Read through the data, and wherever a line holds the word "desc", write that line out.

EXTRACTED DATA.

┏━━

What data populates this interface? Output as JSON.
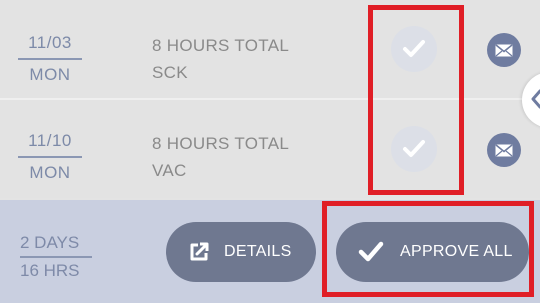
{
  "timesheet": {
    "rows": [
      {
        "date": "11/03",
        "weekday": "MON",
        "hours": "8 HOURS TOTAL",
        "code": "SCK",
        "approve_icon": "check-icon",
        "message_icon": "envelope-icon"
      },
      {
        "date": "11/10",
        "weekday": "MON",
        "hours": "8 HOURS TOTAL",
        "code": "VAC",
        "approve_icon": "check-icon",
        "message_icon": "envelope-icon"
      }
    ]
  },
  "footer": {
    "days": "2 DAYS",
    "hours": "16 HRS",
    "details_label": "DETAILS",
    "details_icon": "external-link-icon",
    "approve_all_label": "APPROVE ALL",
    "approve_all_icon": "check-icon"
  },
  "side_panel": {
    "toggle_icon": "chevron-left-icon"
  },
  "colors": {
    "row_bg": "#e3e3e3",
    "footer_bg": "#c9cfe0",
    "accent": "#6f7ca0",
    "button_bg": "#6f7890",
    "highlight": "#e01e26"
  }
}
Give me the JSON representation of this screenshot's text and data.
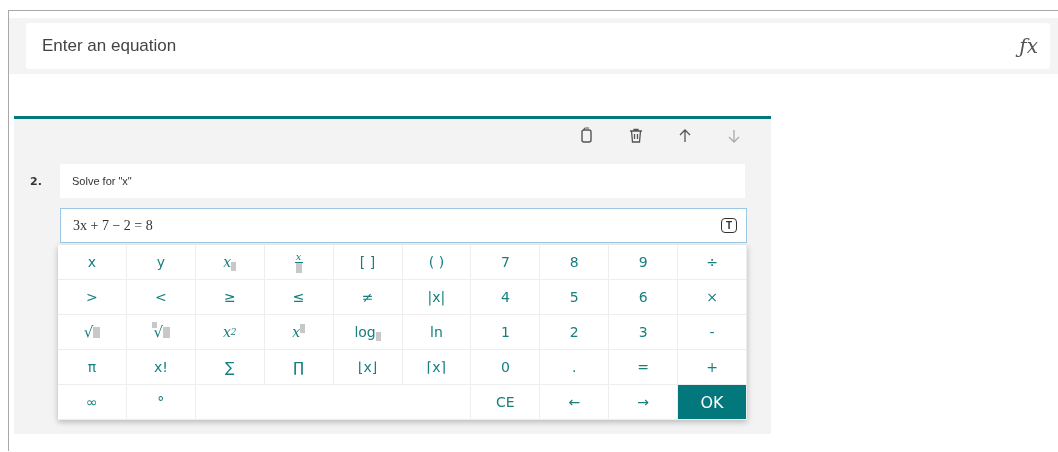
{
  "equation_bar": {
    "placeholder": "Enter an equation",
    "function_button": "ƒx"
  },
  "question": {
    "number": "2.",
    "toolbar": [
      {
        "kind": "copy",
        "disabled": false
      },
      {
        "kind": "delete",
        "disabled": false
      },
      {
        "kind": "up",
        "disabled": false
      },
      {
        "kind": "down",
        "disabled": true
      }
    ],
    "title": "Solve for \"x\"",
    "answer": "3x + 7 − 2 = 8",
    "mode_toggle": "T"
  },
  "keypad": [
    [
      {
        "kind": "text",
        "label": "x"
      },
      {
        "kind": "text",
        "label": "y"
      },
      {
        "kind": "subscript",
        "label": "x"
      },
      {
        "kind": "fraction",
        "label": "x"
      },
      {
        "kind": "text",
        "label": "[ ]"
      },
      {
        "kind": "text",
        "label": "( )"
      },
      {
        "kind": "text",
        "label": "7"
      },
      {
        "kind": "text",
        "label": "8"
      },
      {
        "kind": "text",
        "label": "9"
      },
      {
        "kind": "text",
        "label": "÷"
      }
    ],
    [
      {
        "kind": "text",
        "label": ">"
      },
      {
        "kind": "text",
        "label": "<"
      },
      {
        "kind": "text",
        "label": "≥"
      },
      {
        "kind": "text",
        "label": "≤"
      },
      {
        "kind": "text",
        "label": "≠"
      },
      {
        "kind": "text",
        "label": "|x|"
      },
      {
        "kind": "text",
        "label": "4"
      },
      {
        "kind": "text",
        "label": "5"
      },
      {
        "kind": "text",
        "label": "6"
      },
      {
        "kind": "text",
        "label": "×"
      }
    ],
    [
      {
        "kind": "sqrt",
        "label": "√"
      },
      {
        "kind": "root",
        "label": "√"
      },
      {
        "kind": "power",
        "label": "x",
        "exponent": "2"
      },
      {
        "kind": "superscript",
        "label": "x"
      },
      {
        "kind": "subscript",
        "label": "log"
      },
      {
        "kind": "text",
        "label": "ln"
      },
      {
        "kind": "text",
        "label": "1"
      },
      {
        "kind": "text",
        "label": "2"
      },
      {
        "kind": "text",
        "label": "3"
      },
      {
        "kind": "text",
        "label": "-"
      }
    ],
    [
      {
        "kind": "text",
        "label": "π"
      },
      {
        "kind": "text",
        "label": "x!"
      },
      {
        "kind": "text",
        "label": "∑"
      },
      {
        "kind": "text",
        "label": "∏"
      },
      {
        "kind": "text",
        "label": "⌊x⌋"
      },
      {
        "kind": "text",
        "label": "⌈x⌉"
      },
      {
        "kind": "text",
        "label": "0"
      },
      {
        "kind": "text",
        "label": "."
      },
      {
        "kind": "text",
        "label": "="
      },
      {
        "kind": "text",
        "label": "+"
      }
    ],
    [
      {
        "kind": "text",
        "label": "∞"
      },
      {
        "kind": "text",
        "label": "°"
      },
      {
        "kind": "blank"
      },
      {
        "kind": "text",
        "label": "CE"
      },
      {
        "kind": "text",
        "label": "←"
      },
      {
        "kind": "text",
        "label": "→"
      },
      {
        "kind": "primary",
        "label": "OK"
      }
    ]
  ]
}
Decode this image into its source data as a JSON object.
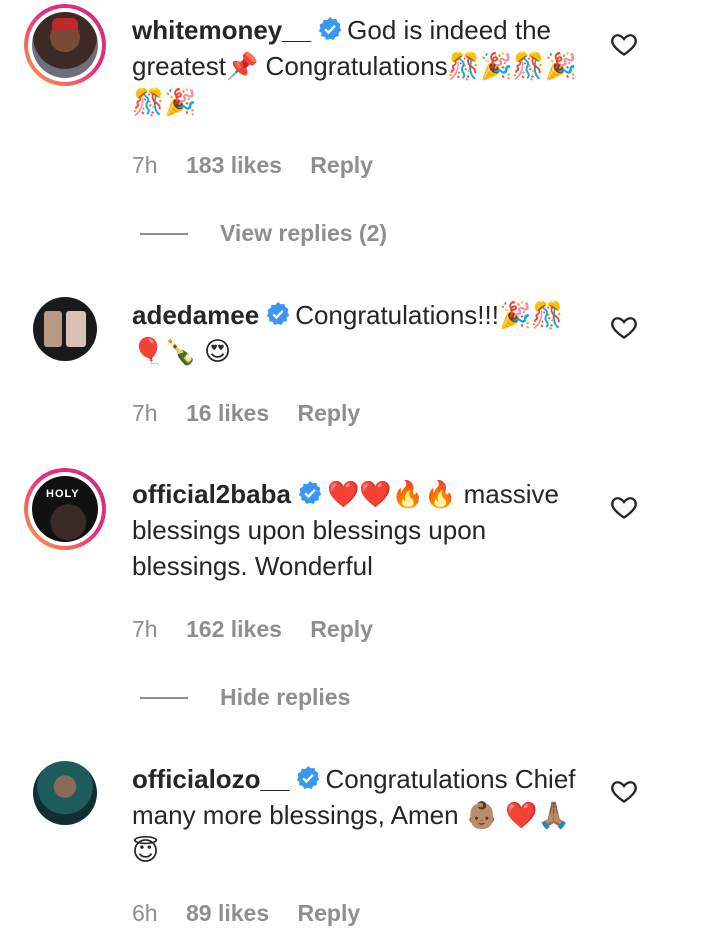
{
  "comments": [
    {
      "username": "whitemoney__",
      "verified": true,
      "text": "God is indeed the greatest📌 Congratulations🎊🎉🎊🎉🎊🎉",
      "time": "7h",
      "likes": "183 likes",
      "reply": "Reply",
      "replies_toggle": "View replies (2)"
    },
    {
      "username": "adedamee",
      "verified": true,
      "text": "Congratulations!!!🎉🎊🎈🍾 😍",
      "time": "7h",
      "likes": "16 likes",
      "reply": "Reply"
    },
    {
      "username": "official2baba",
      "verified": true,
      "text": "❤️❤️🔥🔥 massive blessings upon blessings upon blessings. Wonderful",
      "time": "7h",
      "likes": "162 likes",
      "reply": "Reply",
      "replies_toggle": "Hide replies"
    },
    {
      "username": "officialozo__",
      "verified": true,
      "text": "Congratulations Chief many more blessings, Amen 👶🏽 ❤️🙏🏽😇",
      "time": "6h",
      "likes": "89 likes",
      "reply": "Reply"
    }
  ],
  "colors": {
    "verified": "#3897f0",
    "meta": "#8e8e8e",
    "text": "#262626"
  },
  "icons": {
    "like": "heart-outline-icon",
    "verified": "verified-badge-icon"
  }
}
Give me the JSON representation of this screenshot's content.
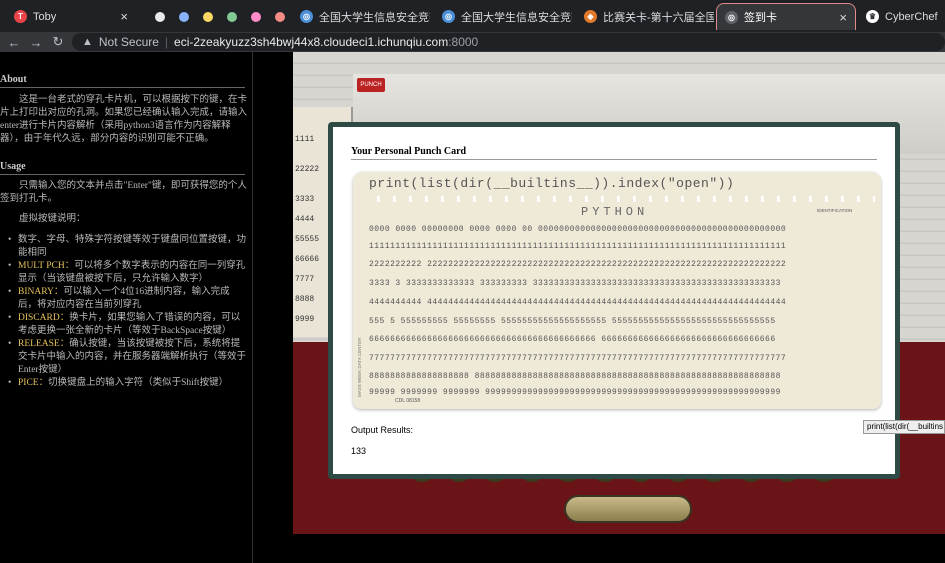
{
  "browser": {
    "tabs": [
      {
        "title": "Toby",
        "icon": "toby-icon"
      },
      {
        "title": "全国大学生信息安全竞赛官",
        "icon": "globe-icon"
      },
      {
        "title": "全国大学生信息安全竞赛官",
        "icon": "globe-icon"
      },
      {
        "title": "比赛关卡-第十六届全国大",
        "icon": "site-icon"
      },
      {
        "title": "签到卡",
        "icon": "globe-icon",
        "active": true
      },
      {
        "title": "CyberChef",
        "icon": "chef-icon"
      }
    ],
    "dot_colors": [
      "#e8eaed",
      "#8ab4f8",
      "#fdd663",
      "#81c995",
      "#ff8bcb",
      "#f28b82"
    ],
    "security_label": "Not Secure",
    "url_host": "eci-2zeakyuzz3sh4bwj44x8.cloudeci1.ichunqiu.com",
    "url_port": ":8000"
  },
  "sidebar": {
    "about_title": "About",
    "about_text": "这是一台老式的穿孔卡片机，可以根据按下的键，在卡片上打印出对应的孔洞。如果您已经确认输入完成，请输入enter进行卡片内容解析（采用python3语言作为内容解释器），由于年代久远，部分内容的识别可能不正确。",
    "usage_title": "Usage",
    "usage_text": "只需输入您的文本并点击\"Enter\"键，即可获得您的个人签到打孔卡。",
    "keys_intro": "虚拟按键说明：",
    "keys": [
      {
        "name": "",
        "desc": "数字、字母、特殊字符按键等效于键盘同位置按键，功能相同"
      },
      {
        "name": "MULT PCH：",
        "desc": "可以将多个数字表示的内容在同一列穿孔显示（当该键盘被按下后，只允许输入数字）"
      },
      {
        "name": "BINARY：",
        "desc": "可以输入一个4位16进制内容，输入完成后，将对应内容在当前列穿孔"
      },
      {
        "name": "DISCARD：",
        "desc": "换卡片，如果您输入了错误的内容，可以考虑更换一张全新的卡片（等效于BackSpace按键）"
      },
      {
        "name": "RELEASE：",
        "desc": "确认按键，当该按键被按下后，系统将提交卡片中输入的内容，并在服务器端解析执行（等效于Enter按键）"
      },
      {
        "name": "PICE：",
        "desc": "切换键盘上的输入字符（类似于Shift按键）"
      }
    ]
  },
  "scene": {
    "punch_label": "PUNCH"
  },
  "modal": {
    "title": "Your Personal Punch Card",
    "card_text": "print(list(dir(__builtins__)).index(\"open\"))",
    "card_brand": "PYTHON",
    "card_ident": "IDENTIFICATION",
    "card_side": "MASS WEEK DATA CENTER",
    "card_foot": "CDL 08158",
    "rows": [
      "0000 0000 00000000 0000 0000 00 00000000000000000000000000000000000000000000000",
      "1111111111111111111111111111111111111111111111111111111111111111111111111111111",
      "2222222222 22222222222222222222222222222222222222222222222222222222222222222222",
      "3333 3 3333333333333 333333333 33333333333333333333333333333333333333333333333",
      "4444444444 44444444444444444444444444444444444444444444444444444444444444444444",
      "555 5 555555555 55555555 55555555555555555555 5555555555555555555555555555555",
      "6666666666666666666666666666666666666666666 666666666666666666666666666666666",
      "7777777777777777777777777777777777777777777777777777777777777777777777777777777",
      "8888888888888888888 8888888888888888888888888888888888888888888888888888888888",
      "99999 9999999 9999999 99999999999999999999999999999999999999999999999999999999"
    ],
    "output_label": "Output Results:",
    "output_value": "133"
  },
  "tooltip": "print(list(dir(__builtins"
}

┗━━

TASK RESULT.
        "desc": "数字、字母、特殊字符按键等效于键盘同位置按键，功能相同"
        "desc": "可以将多个数字表示的内容在同一列穿孔显示（当该键盘被按下后，只允许输入数字）"
        "desc": "可以输入一个4位16进制内容，输入完成后，将对应内容在当前列穿孔"
        "desc": "换卡片，如果您输入了错误的内容，可以考虑更换一张全新的卡片（等效于BackSpace按键）"
        "desc": "确认按键，当该按键被按下后，系统将提交卡片中输入的内容，并在服务器端解析执行（等效于Enter按键）"
        "desc": "切换键盘上的输入字符（类似于Shift按键）"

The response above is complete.